Fruit an achene (with one seed). Fruits not observed in Svalbard.
Reproduction by seeds, probably both sexual and asexual (agamospermy), but no seed reproduction observed in Svalbard; restricted local vegetative reproduction by short rhizomes. Anthers, pollen and stigmas well developed in early September.
Fruit dispersal (inside florets), if ever realized, is probably by wind and animals.
For comparison with other species of Poa and other races of P. pratensis, see P. pratensis ssp. alpigena. The three best diagnostic characters of ssp. irrigata compared with the other subspecies are the bluish green colour (bloom, wax) of the leaves, culms and spikelets, the broadly pyramidal panicle with comparatively few branches at the nodes, and the large and comparatively broad spikelets.
On road verges in a settlement, forming large patches along several roads, on gravelly, dry ground.
Introduced. Found in the settlement Longyearbyen (Adventfjorden at middle Isfjorden, Nordenskiöld Land). The plant has been sown to stabilize road verges, most probably in the early 1990s (Hagen 2001; Alsos et al. in press) and has since spread along roads, probably by vegetative means (detached runners transported in soil). It flowers very late, at the end of August and into September, and it is improbable that any reproduction can take place.
This is a widespread race or species in the P. pratensis group in W and NW Europe, mainly coastal (dry salt marshes, coastal cliffs) but also on inland shores and on trampled ground where its low sward is not over-grown by taller competitors. It reaches the Arctic on the European mainland but probably only the shrub tundra zone (zone E in Elven et al. 2011).
The late flowering is probably the reason why it was discovered as late as in 2009, after it had been present for probably ca. 15 years and a few tens of meters from the University Centre building in Longyerbyen. It was then found in large quantities between the University Centre (UNIS) and the shopping district, along the roads where every biologist visiting Longyearbyen walks every day. When looking for it at the end of July in 2010, it was seen only as an anonymous grass sward without any signs of flowering culms yet; however, in the good summer of 2014 it had developed panicles at the end of July.
Alsos, I.G., Ware, C. & Elven, R. In press (2015). Past Arctic aliens have passed away, current ones may stay. – Biological Invasions.
Elven, R., Murray, D.F., Razzhivin, V. & Yurtsev, B.A. (eds.) 2011. Annotated Checklist of the Panarctic Flora (PAF).
Hagen, D. 2001. Botanikk og byfornyelse.
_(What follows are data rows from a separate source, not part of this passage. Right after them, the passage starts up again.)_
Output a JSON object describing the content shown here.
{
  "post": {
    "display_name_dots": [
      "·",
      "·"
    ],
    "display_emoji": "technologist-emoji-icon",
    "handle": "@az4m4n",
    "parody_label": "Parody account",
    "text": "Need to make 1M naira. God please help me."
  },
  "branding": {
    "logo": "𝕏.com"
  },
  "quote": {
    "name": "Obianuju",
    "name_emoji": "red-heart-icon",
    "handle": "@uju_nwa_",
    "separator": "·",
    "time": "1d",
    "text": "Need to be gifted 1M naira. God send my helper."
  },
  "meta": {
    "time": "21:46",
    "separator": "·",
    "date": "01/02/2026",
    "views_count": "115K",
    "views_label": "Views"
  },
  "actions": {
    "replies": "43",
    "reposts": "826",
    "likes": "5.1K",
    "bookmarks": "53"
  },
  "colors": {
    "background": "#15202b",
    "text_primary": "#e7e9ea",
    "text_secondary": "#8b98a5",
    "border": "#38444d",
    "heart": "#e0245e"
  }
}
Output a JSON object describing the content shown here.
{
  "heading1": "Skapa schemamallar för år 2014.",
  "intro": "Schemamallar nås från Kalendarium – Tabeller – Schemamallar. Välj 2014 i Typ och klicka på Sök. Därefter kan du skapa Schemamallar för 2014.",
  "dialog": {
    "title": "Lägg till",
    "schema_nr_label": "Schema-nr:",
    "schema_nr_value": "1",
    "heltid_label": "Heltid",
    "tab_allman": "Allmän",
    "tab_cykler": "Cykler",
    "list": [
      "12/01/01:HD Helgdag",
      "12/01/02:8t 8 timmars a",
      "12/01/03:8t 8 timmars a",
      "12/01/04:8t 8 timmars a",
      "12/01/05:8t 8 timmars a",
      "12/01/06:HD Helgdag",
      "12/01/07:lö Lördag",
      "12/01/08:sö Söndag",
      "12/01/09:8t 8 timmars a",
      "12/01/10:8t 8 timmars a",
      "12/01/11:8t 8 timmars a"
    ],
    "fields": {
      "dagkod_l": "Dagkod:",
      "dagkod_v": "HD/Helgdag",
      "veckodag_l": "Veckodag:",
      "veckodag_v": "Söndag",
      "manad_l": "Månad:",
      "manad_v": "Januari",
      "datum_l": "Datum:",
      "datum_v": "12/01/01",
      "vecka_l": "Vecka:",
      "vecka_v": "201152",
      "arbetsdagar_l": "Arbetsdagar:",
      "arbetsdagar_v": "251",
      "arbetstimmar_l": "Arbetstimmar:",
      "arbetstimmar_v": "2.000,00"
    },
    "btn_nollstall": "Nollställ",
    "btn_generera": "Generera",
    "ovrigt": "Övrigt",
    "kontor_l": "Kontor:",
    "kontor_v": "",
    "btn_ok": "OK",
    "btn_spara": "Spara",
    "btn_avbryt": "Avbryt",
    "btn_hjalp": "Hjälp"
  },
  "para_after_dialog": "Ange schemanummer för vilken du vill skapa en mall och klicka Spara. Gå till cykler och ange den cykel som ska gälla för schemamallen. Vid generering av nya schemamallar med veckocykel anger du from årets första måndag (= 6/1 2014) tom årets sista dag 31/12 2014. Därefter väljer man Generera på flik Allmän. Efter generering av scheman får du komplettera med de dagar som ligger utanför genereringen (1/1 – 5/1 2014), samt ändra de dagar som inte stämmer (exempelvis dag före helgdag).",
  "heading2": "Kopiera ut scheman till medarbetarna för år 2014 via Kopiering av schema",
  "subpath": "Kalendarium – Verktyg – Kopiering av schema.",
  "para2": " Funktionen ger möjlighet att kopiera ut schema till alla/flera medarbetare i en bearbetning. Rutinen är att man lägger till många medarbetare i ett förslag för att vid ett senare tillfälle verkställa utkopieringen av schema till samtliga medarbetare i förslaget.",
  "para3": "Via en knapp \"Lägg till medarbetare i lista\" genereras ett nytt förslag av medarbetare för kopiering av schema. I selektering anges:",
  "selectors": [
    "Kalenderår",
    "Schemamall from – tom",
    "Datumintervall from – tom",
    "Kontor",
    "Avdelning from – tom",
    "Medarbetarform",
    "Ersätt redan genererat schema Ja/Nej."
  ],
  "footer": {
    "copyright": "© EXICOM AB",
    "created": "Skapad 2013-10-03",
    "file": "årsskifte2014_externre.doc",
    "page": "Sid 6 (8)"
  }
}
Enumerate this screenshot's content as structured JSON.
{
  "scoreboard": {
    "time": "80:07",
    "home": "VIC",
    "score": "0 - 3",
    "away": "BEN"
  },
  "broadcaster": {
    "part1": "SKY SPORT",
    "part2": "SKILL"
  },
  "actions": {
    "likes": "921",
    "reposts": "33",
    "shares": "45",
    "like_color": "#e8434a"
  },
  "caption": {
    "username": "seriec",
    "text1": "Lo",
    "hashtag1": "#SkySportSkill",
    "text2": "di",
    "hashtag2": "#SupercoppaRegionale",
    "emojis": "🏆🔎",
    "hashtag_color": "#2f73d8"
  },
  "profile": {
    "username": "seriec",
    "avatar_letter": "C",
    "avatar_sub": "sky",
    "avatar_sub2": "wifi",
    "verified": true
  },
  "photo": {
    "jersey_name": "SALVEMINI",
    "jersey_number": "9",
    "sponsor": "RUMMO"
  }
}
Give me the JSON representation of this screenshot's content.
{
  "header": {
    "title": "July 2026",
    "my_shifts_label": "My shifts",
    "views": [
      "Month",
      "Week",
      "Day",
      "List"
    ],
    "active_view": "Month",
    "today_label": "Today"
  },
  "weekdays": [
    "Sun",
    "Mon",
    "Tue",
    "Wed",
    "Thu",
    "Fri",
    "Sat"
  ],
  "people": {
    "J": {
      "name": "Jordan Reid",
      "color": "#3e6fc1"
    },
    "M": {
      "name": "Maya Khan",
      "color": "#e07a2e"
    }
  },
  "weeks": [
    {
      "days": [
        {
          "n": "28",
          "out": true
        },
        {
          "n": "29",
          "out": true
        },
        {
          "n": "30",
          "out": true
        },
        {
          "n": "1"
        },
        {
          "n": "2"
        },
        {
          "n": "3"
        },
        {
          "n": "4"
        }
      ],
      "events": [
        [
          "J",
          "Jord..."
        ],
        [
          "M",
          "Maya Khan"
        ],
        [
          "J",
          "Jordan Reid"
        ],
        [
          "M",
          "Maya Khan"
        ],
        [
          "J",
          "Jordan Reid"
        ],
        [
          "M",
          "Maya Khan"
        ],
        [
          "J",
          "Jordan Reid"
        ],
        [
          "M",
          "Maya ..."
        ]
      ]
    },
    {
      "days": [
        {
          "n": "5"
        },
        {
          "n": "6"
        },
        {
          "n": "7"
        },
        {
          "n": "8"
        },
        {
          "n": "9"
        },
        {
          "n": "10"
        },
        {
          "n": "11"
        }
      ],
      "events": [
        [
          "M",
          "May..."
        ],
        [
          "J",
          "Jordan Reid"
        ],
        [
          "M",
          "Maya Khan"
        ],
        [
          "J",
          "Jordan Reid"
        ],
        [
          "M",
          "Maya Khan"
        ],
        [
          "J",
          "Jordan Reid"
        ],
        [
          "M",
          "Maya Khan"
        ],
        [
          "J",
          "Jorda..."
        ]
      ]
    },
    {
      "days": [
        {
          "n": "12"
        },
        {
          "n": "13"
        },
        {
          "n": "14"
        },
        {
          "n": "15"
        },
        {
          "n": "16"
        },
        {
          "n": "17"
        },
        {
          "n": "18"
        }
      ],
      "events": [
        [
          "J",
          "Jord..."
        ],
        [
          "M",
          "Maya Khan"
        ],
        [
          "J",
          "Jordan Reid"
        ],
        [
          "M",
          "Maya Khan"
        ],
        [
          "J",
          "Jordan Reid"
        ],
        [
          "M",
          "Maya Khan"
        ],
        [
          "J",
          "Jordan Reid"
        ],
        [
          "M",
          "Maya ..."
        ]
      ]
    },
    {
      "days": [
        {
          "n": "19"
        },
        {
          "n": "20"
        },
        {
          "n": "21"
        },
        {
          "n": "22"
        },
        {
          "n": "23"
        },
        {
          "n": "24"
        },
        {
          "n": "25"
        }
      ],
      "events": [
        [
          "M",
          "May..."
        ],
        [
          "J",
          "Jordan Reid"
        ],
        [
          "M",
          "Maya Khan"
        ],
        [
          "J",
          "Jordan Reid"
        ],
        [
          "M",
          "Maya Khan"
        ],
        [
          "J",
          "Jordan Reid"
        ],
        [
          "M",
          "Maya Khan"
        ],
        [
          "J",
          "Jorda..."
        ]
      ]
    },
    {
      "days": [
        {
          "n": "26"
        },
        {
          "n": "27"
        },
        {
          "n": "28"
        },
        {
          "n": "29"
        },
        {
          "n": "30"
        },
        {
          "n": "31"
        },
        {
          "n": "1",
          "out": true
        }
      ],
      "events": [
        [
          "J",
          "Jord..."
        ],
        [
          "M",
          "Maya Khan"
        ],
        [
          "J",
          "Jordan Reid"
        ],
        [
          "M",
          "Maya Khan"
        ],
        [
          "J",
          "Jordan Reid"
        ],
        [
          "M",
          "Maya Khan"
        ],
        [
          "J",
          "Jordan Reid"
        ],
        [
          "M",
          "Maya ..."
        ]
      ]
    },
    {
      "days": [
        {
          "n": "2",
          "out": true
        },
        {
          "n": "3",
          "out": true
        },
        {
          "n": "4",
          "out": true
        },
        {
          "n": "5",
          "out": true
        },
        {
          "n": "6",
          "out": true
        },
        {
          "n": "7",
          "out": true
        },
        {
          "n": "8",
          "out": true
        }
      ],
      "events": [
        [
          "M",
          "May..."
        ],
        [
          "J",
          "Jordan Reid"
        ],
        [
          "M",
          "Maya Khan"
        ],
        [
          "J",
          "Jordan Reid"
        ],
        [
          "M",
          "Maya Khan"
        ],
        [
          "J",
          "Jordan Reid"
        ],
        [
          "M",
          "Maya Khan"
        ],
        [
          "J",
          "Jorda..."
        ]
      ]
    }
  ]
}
Å plukke blomster med bulldoser. – In: Arlov, T.B. (ed.), Fra company town til folkestyre: samfunnsbygging i Longyearbyen på 78° nord: 155–163. – Svalbard samfunnsdrift, Longyearbyen.